Scientific Objective and Rationale: Prostate cancer is the most frequently diagnosed male cancer. Treatment of patients with advanced-stage disease relies on hormone-like drugs that target a single, precise region of the androgen receptor (AR), a key protein in the disease. The AR is a good prostate cancer drug target because experience has shown that treatment with the hormone-mimicking drugs frequently leads to a significant remission of the disease. After awhile, however, the cancer comes back because the AR in the tumor changes to be resistant to the hormone-like drugs. Recently, new drugs have been developed to circumvent this resistant state. These "new" drugs are enhanced versions of the original hormone-like drugs that target this same precise region of the AR. While heralded as breakthroughs, the extension in lifespan for men taking these drugs is measured in months. Additionally, the cost of these agents (averaging ~$6,000 per month) is prohibitive and is a significant source of lost time and resources for those patients that do not receive clinical benefit. Our goal is to understand the basis for this resistant state, using a prospectively designed clinical trial at Mayo Clinic termed PROMOTE (PROstate cancer Medically Optimized genome enhanced ThErapy, NCT01953640) as a platform for this understanding. We have discovered that one mode of patient resistance is by tumor cells synthesizing forms of the AR protein that are completely missing the region that is targeted by hormone-mimicking drugs. However, we do not know whether this represents a universal pathway of resistance used by tumor cells in all patients or whether this is a more specific pathway that occurs in a smaller subset of patients. Answering this question is of fundamental importance, because we think it will lead to strategies of predicting whether individual patients will respond or not before they are treated with newer drugs. Moreover, we anticipate our study will motivate our colleagues in academia and industry to move away from the incremental approach of continually retargeting the same precise region of the AR, and force a complete redesign in retargeting strategies.

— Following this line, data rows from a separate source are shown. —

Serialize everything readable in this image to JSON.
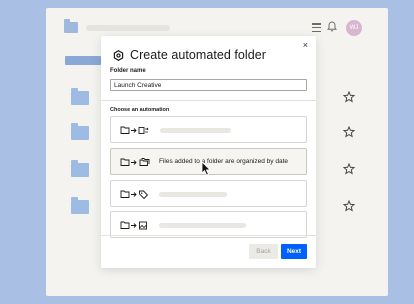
{
  "background_app": {
    "avatar_initials": "WJ",
    "icons": [
      "folder-icon",
      "hamburger-menu-icon",
      "bell-icon",
      "star-icon"
    ],
    "colors": {
      "page_bg": "#a9c0e4",
      "folder_blue": "#9dbbe3",
      "avatar": "#d9b6cf"
    }
  },
  "modal": {
    "title": "Create automated folder",
    "close_glyph": "×",
    "folder_name_label": "Folder name",
    "folder_name_value": "Launch Creative",
    "choose_label": "Choose an automation",
    "options": [
      {
        "icons": [
          "folder-icon",
          "arrow-right-icon",
          "convert-icon"
        ],
        "text": ""
      },
      {
        "icons": [
          "folder-icon",
          "arrow-right-icon",
          "folders-icon"
        ],
        "text": "Files added to a folder are organized by date",
        "selected": true
      },
      {
        "icons": [
          "folder-icon",
          "arrow-right-icon",
          "tag-icon"
        ],
        "text": ""
      },
      {
        "icons": [
          "folder-icon",
          "arrow-right-icon",
          "image-icon"
        ],
        "text": ""
      }
    ],
    "back_label": "Back",
    "next_label": "Next",
    "colors": {
      "primary": "#0061fe",
      "disabled_bg": "#eceae6"
    }
  }
}
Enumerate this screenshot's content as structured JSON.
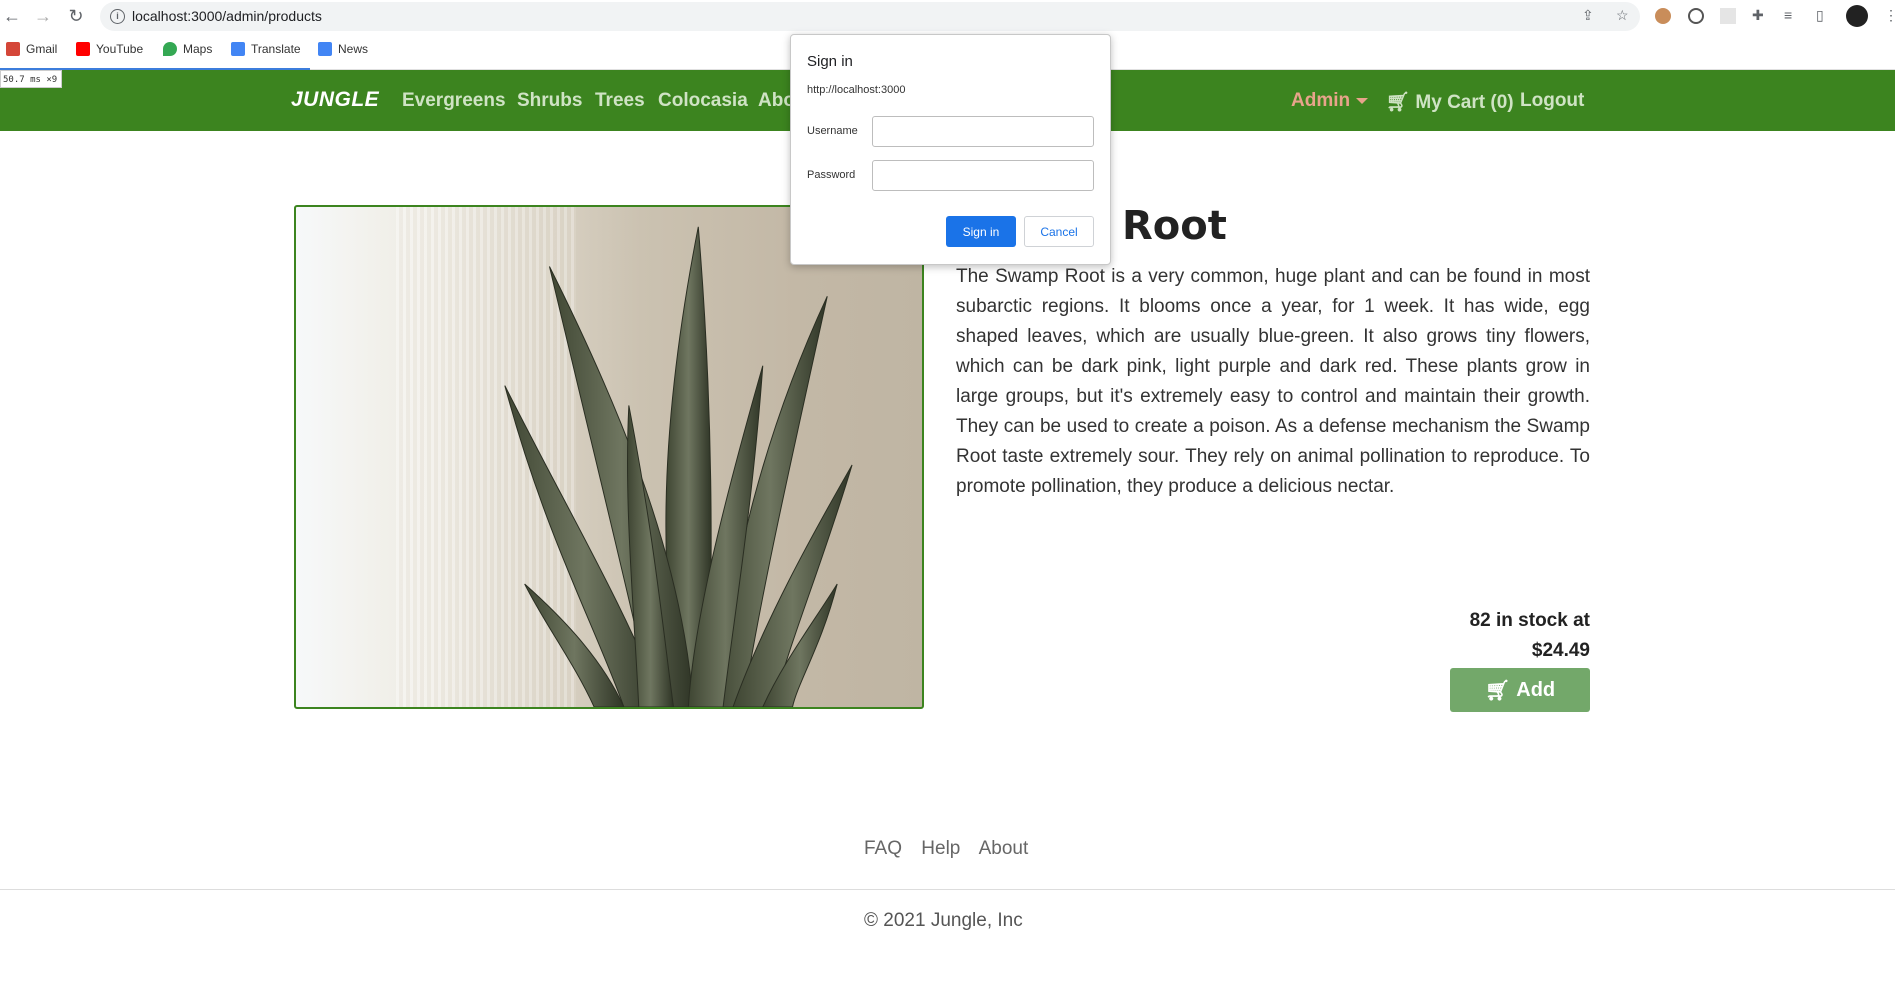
{
  "browser": {
    "url": "localhost:3000/admin/products",
    "bookmarks": [
      {
        "label": "Gmail",
        "icon": "gmail-icon",
        "color": "#d44638"
      },
      {
        "label": "YouTube",
        "icon": "youtube-icon",
        "color": "#ff0000"
      },
      {
        "label": "Maps",
        "icon": "maps-icon",
        "color": "#34a853"
      },
      {
        "label": "Translate",
        "icon": "translate-icon",
        "color": "#4285f4"
      },
      {
        "label": "News",
        "icon": "news-icon",
        "color": "#4285f4"
      }
    ],
    "timing": "50.7 ms ×9"
  },
  "site": {
    "brand": "JUNGLE",
    "nav": {
      "evergreens": "Evergreens",
      "shrubs": "Shrubs",
      "trees": "Trees",
      "colocasia": "Colocasia",
      "about": "Abo",
      "admin": "Admin",
      "cart": "My Cart (0)",
      "logout": "Logout"
    },
    "colors": {
      "nav_bg": "#3c841f",
      "add_button": "#73a86a",
      "admin": "#e8a48b"
    }
  },
  "product": {
    "title": "Root",
    "description": "The Swamp Root is a very common, huge plant and can be found in most subarctic regions. It blooms once a year, for 1 week. It has wide, egg shaped leaves, which are usually blue-green. It also grows tiny flowers, which can be dark pink, light purple and dark red. These plants grow in large groups, but it's extremely easy to control and maintain their growth. They can be used to create a poison. As a defense mechanism the Swamp Root taste extremely sour. They rely on animal pollination to reproduce. To promote pollination, they produce a delicious nectar.",
    "stock": "82 in stock at",
    "price": "$24.49",
    "add_label": "Add"
  },
  "footer": {
    "links": [
      "FAQ",
      "Help",
      "About"
    ],
    "copyright": "© 2021 Jungle, Inc"
  },
  "dialog": {
    "title": "Sign in",
    "origin": "http://localhost:3000",
    "username_label": "Username",
    "password_label": "Password",
    "username_value": "",
    "password_value": "",
    "signin_label": "Sign in",
    "cancel_label": "Cancel"
  }
}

Approach: PROMOTE will enroll 200 patients that have failed therapy with conventional hormone-mimicking drugs. Patients will undergo multiple-core research biopsies of metastatic tumor tissues prior to receiving abiraterone acetate as standard of care. Men will receive a second metastatic multiple-core research biopsy after 12 weeks of treatment (or earlier if failing treatment). Genetic material will be extracted from biopsy tissues and used for next-generation sequencing studies to identify changes in the AR structure that lead to loss of the precise region targeted by hormone-like drugs. Because we will know the clinical outcomes of the patients enrolled in this trial, we will be able to know if any alterations are associated with favorable or unfavorable responses. We will also grow patient tumor tissue in mice with compromised immune systems, so we can test new experimental therapies against patient-derived tumor cells.
Applicability: The outcome of this research has the potential to help all patients who suffer from prostate cancer, and especially those who may be likely to have resistance to conventional hormone-mimicking therapies, because it may lead to treatments that can be used to prolong their state of remission. But chemicals cannot just be tested on people without first knowing whether and how they are effective. Our goal, therefore, is to lay a sound scientific foundation for the development of these new types of drugs.
Advancing the Field of Prostate Cancer: If successful, the outcome of this work will be knowledge of the alterations that occur in the AR protein that cause resistance to abiraterone acetate. This knowledge is expected to spur other groups to target new regions of the AR protein and lead to a wider variety of potential treatments that might significantly extend the lives of patients suffering from advanced stage disease.
|Effective start/end date||1/1/14 → …|
- Congressionally Directed Medical Research Programs: $725,036.00